* Exercise
The expected output is each line below containing "this", copied in full.

* Extracted data entries

-----

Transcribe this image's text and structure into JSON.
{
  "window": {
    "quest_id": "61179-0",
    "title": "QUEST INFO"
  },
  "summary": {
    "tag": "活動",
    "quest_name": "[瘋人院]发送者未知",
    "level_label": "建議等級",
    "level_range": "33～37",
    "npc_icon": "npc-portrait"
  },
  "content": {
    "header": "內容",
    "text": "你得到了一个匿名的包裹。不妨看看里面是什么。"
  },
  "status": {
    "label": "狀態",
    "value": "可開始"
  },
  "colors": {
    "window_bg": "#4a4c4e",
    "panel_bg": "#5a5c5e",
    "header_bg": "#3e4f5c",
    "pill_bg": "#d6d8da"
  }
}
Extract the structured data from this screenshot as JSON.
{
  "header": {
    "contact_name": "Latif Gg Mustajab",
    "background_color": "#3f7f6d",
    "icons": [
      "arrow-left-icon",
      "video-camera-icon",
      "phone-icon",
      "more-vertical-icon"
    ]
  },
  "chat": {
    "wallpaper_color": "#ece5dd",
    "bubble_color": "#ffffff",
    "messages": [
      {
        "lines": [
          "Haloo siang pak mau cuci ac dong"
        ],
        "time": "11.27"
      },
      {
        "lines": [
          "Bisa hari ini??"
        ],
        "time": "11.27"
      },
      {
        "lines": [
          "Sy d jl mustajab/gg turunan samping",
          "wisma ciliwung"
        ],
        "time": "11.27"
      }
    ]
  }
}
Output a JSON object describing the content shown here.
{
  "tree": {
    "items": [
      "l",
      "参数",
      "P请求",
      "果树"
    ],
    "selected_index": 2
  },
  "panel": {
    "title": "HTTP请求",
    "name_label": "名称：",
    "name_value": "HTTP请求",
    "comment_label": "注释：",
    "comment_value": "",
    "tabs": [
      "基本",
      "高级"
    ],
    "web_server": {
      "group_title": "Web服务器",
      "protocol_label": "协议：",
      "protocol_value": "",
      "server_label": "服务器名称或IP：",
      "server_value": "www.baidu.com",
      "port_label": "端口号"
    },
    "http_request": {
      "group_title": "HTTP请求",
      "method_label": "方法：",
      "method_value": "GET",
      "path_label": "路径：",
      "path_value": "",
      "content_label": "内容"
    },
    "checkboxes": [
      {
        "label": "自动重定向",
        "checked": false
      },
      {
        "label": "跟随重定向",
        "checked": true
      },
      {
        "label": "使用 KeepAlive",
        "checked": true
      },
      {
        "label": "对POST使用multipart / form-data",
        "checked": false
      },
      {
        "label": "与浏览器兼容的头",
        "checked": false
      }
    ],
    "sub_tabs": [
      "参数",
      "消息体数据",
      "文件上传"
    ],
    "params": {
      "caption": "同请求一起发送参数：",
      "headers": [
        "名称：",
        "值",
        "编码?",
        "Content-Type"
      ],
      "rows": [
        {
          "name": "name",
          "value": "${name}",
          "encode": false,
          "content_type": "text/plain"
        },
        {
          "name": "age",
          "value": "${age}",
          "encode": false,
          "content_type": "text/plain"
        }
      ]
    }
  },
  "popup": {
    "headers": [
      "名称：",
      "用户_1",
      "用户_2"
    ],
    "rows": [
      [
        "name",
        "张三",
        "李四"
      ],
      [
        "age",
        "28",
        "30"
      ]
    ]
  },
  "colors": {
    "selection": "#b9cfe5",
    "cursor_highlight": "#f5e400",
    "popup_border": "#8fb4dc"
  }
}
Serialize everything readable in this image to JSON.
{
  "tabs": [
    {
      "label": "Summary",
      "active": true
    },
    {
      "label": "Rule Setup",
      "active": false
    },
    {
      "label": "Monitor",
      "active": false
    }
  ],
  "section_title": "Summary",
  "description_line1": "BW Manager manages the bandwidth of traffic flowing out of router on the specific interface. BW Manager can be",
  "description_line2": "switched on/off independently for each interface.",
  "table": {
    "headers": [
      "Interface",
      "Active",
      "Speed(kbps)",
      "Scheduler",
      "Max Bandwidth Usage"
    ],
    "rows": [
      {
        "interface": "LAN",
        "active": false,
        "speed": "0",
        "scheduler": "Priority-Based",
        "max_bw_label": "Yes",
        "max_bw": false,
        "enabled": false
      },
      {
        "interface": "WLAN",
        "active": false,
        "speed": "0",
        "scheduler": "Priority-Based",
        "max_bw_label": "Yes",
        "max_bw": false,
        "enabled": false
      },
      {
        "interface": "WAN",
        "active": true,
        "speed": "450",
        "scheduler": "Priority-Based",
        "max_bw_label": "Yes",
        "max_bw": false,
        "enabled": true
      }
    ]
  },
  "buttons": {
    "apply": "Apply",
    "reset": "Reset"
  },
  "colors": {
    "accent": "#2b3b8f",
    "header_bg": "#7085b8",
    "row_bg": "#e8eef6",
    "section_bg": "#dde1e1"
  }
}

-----

* Response to the task
Transcribe this image's text and structure into JSON.
Extract the structured data from this screenshot as JSON.
Serialize everything readable in this image to JSON.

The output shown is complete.